* TASK TO CARRY OUT
Every entry below must be retyped exactly, and the pictures must be left out.

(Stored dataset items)
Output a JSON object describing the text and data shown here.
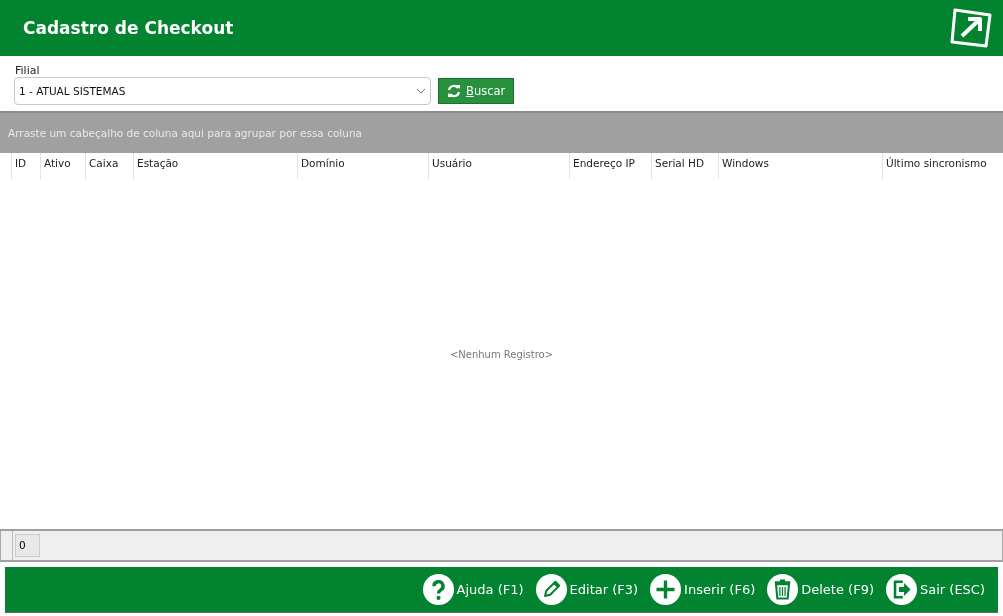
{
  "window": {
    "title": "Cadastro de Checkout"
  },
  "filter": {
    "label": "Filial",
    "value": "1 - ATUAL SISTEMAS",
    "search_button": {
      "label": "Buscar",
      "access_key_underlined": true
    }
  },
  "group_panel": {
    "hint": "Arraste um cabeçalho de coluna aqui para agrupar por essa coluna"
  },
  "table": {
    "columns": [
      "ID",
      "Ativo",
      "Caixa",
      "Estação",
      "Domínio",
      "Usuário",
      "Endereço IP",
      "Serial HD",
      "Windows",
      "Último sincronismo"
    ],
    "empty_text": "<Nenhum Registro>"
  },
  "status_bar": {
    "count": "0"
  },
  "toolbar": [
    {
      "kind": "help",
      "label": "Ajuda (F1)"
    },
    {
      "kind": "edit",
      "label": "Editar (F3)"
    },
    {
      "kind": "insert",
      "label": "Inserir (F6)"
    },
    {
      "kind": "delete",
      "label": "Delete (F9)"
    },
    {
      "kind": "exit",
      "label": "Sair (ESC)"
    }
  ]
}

* TASK ANSWER
Output a JSON object describing the text and data shown here.
{
  "window": {
    "title": "Cadastro de Checkout"
  },
  "filter": {
    "label": "Filial",
    "value": "1 - ATUAL SISTEMAS",
    "search_button": {
      "label": "Buscar",
      "access_key_underlined": true
    }
  },
  "group_panel": {
    "hint": "Arraste um cabeçalho de coluna aqui para agrupar por essa coluna"
  },
  "table": {
    "columns": [
      "ID",
      "Ativo",
      "Caixa",
      "Estação",
      "Domínio",
      "Usuário",
      "Endereço IP",
      "Serial HD",
      "Windows",
      "Último sincronismo"
    ],
    "empty_text": "<Nenhum Registro>"
  },
  "status_bar": {
    "count": "0"
  },
  "toolbar": [
    {
      "kind": "help",
      "label": "Ajuda (F1)"
    },
    {
      "kind": "edit",
      "label": "Editar (F3)"
    },
    {
      "kind": "insert",
      "label": "Inserir (F6)"
    },
    {
      "kind": "delete",
      "label": "Delete (F9)"
    },
    {
      "kind": "exit",
      "label": "Sair (ESC)"
    }
  ]
}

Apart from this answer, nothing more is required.